Author: The Guardian
Imagen: Nicaraguan students Carlos, 21, Moises, 19, Cristopher, 19, and Randol, 30, at the house they share in San José, Costa Rica. They participated in the protests in Managua in April 2018. Photograph: Rafe H Andrews/Dawning
Forty years ago, Daniel Ortega and his wife Rosario Murillo hid together in safe houses around Costa Rica’s capital while waiting for the imminent fall of the Nicaraguan dictator Anastasio Somoza. Today, thousands of their exiled compatriots hide in the same city, San José, awaiting the fall of the presidential couple.
- Food and secondhand clothing from the US are distributed to Nicaraguan refugees at this refugee center in San José.
Nicaraguan exiles come from every walk of life.
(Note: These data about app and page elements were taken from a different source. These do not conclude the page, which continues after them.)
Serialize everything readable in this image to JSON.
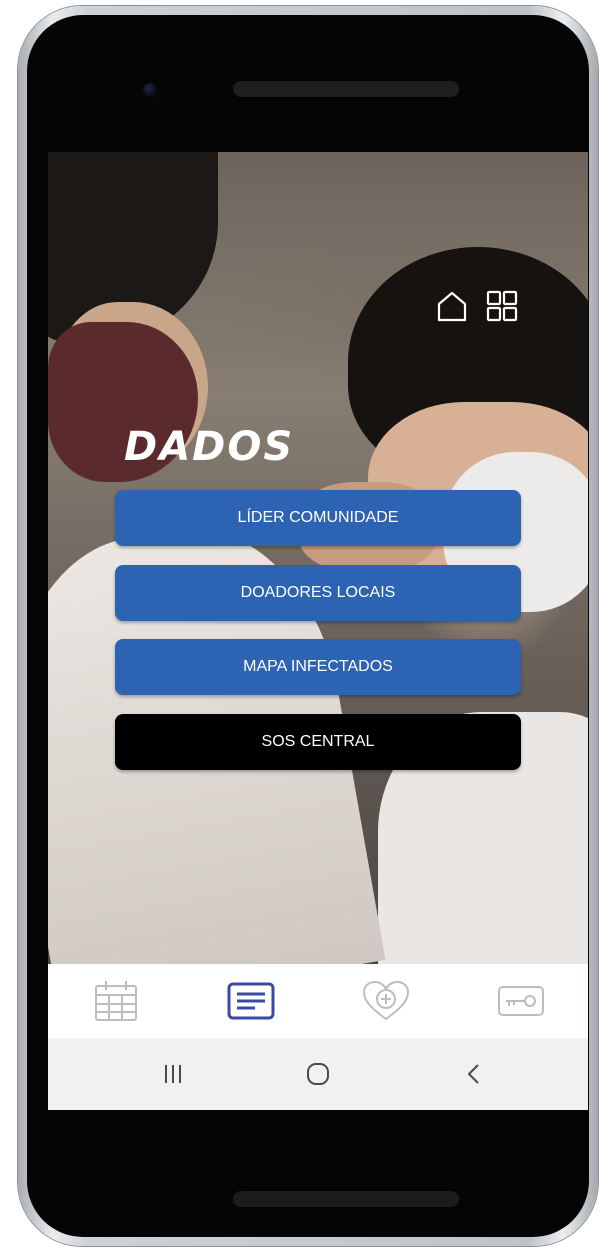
{
  "screen": {
    "title": "DADOS",
    "menu": [
      {
        "label": "LÍDER COMUNIDADE",
        "color": "#2d63b3"
      },
      {
        "label": "DOADORES LOCAIS",
        "color": "#2d63b3"
      },
      {
        "label": "MAPA INFECTADOS",
        "color": "#2d63b3"
      },
      {
        "label": "SOS CENTRAL",
        "color": "#000000"
      }
    ],
    "top_icons": [
      "home-icon",
      "grid-icon"
    ]
  },
  "bottom_nav": {
    "items": [
      {
        "icon": "calendar-icon",
        "active": false
      },
      {
        "icon": "document-icon",
        "active": true
      },
      {
        "icon": "heart-plus-icon",
        "active": false
      },
      {
        "icon": "key-icon",
        "active": false
      }
    ],
    "active_color": "#3949a8",
    "inactive_color": "#bdbdbd"
  },
  "system_nav": [
    "recent-apps-icon",
    "home-circle-icon",
    "back-icon"
  ]
}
All of them have one thing in common: if they returned home, they say they would be arrested, tortured or killed. They are some of Ortega’s most wanted.
- Nicaraguans wait to apply for asylum. As of March 2019, almost 30,000 have formally filed asylum applications. According to the UNHCR, ‘with reception capacity overstretched, 26,000 others are waiting to have their claims formalized’.
Víctor Barrantes, Costa Rica’s vice-minister of government and police, says “the government has no concrete evidence that would suggest that Nicaraguan paramilitary or counter-intelligence groups are operating in our country. However, we are investigating, as we do receive complaints.” In this project, based on more than 50 interviews over a four-month period in San José and Managua, we hear their voices and see their faces, as they recount their wounds and hopes in the midst of great uncertainty.